Fry said he may only see some of his fellow riders once or twice a year, he said. “(But) if I see them on the side of the road, I’m going to pull over and make sure they’re OK.”
Fry was the road captain Saturday’s 20th annual event, so it was literally his responsibility to pull over if someone was on the side of the road, which he did for a fellow rider’s flat tire about a mile into the ride.
The history behind the blessing, no doubt, has played a role in the themes that still run deep 20 years on.
Kevin Ulicki, the son of Frank “Uke” Ulicki, and owner of Uke’s Harley Davidson, where the ride begins each year, remembers fondly his old friends Dottie and Ron Young. It was Dottie’s idea to do a bike blessing.
Ron was a longtime rider. A drunken driver killed him while he was riding to Uke’s to pick up a new bike.
It wasn’t long after, missing her Harley family, that Dottie decided to start riding. Dottie, who was the organist at Calvary Congressional Church in Twin Lakes, proposed having the blessing there.
“I said, ‘That’s perfect a ride from Kenosha to Twin Lakes,’” Ulicki said. “It’s always nice on a motorcycle to get out on a county ride.”
But, in a tragedy Ulicki said is hard to imagine, a drunken driver too later killed Dottie while she was on a morning ride.

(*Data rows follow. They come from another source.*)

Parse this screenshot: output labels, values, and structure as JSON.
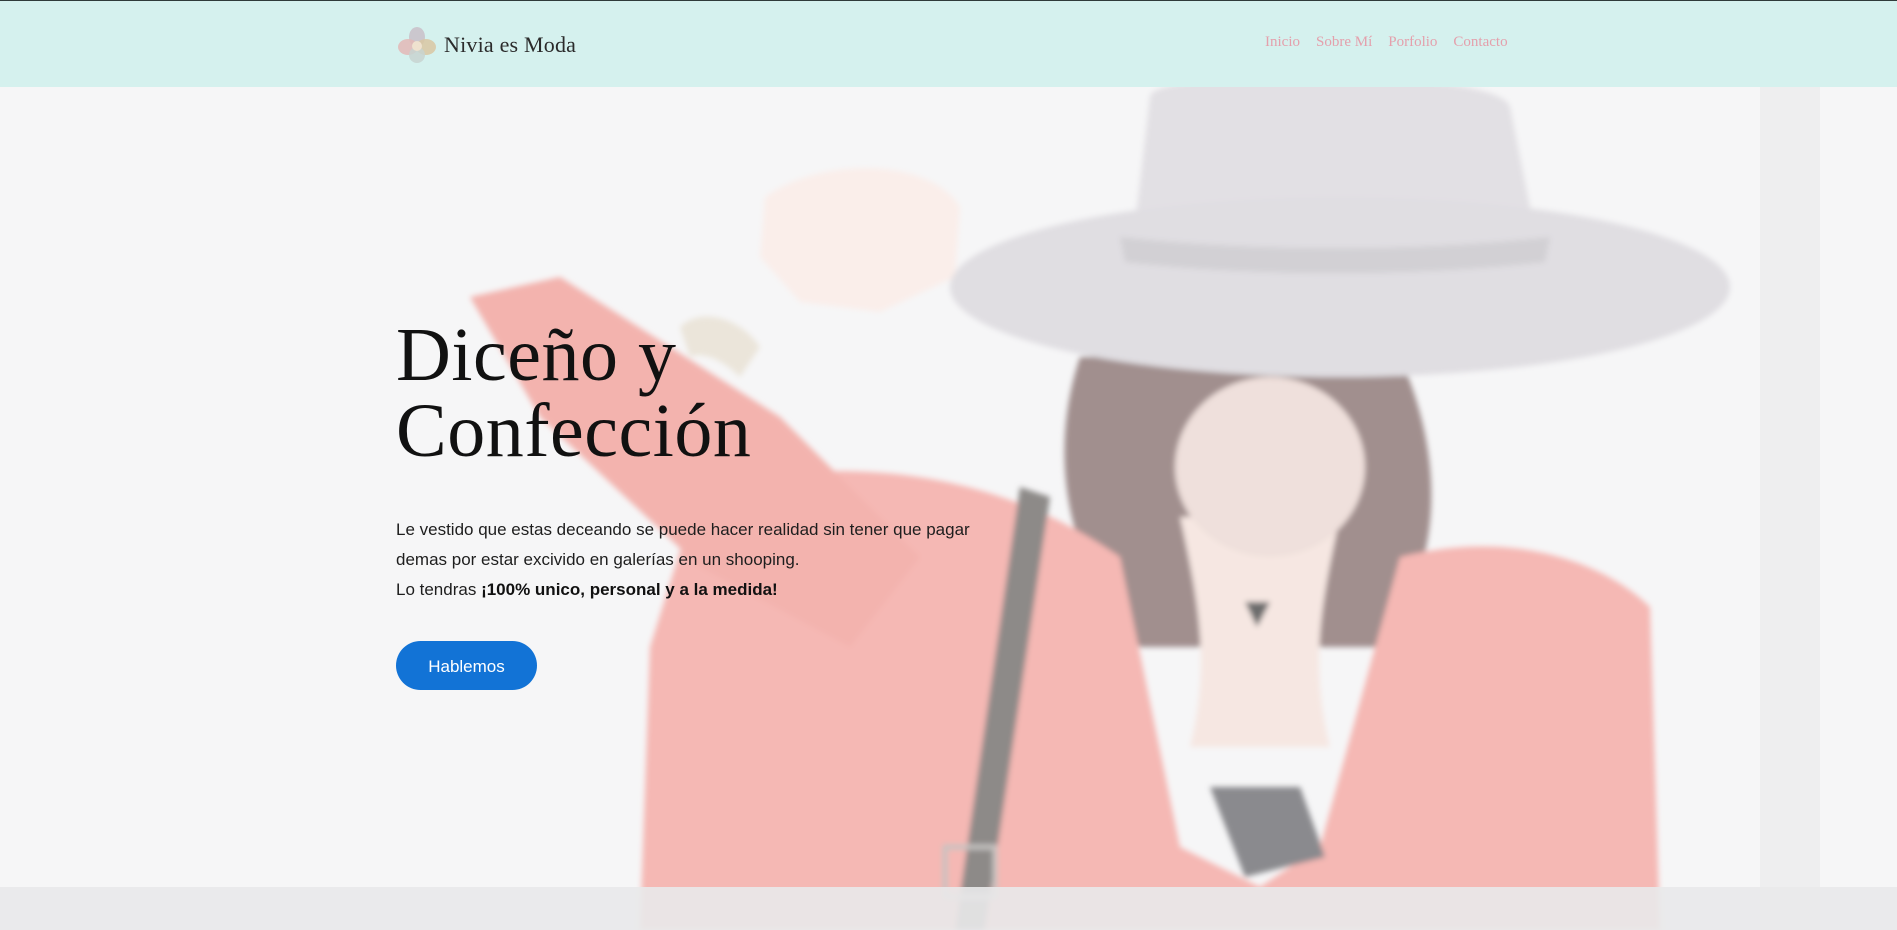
{
  "header": {
    "brand": "Nivia es Moda",
    "logo_icon": "logo-flower-icon",
    "nav": [
      "Inicio",
      "Sobre Mí",
      "Porfolio",
      "Contacto"
    ]
  },
  "hero": {
    "background_image": "woman-wearing-hat-photo",
    "title": "Diceño y Confección",
    "paragraph_line1": "Le vestido que estas deceando se puede hacer realidad sin tener que pagar demas por estar excivido en galerías en un shooping.",
    "paragraph_prefix": "Lo tendras ",
    "paragraph_bold": "¡100% unico, personal y a la medida!",
    "cta_label": "Hablemos"
  },
  "colors": {
    "header_bg": "#d5f1ee",
    "nav_link": "#e4a0ac",
    "cta_bg": "#1273d6"
  }
}
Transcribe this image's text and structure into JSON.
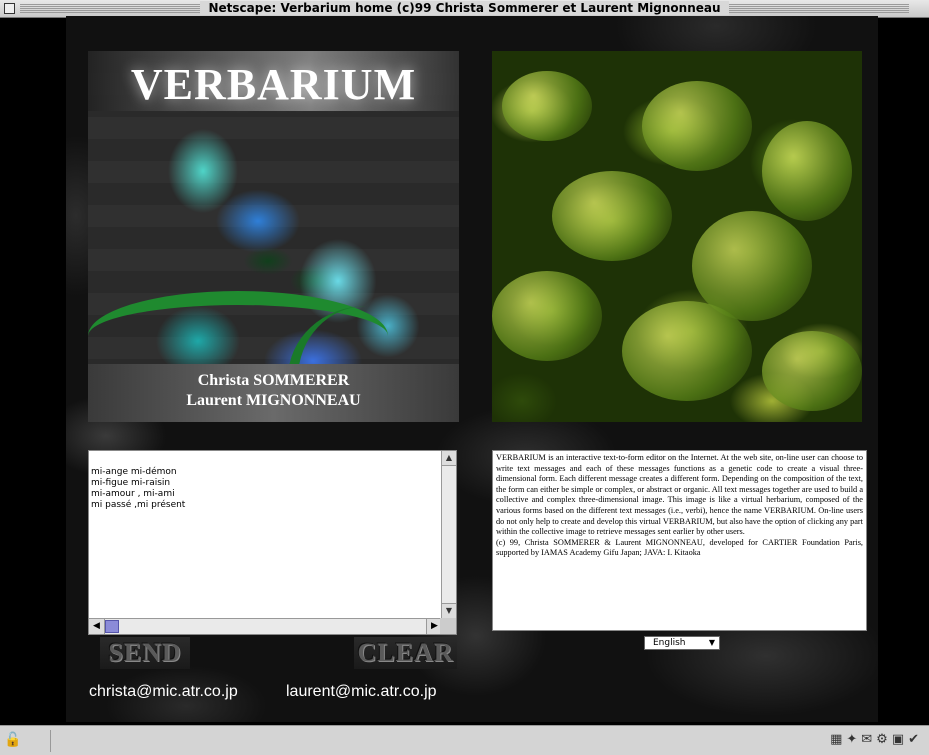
{
  "window": {
    "title": "Netscape: Verbarium home (c)99 Christa Sommerer et Laurent Mignonneau"
  },
  "art_left": {
    "title": "VERBARIUM",
    "credit_line_1": "Christa SOMMERER",
    "credit_line_2": "Laurent MIGNONNEAU"
  },
  "message_box": {
    "lines": [
      "mi-ange mi-démon",
      "mi-figue mi-raisin",
      "mi-amour , mi-ami",
      "mi passé ,mi présent"
    ]
  },
  "buttons": {
    "send_label": "SEND",
    "clear_label": "CLEAR"
  },
  "emails": {
    "christa": "christa@mic.atr.co.jp",
    "laurent": "laurent@mic.atr.co.jp"
  },
  "description": {
    "body": "VERBARIUM is an interactive text-to-form editor on the Internet. At the web site, on-line user can choose to write text messages and each of these messages functions as a genetic code to create a visual three-dimensional form. Each different message creates a different form. Depending on the composition of the text, the form can either be simple or complex, or abstract or organic. All text messages together are used to build a collective and complex three-dimensional image. This image is like a virtual herbarium, composed of the various forms based on the different text messages (i.e., verbi), hence the name VERBARIUM. On-line users do not only help to create and develop this virtual VERBARIUM, but also have the option of clicking any part within the collective image to retrieve messages sent earlier by other users.",
    "footer": "(c) 99, Christa SOMMERER & Laurent MIGNONNEAU, developed for CARTIER Foundation Paris, supported by IAMAS Academy Gifu Japan; JAVA: I. Kitaoka"
  },
  "language_select": {
    "selected": "English"
  },
  "icons": {
    "lock": "lock-icon",
    "status_icons": [
      "component-bar-icons"
    ]
  },
  "colors": {
    "background": "#000000",
    "text_box": "#ffffff",
    "scroll_thumb": "#8b8bd8"
  }
}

Kevin Klee, of Racine, director of the local HOG chapter, said he holds dearly to the sense of community that got Dottie riding for the first time after her husband’s death.
“It becomes a family,” he said of the column of riders bestriding Harleys on their way to pray for safe rides and open road. “It’s a good way to start out the year.”
It’s something to hear, Fry said, when 200 motorcycles roar to life and go thundering down the road. It’s what Ulicki called “the ultimate.” It’s a feeling they can’t describe, however hard they try.
At the church, the motors silenced. The Rev. Judy Wang, in her 16th year leading the blessing, opened it with some Route-66 word games, followed by an apt reading of Psalm 66.
“Bless our God, o’ people, give God a thunderous welcome,” she said, “Didn’t he set us on the road to life?”
The crowd took a moment to remember the departed since last year’s blessing. Dottie Young was mentioned.
There was a prayer, followed by a low, humming amen that issued as one from the crowd.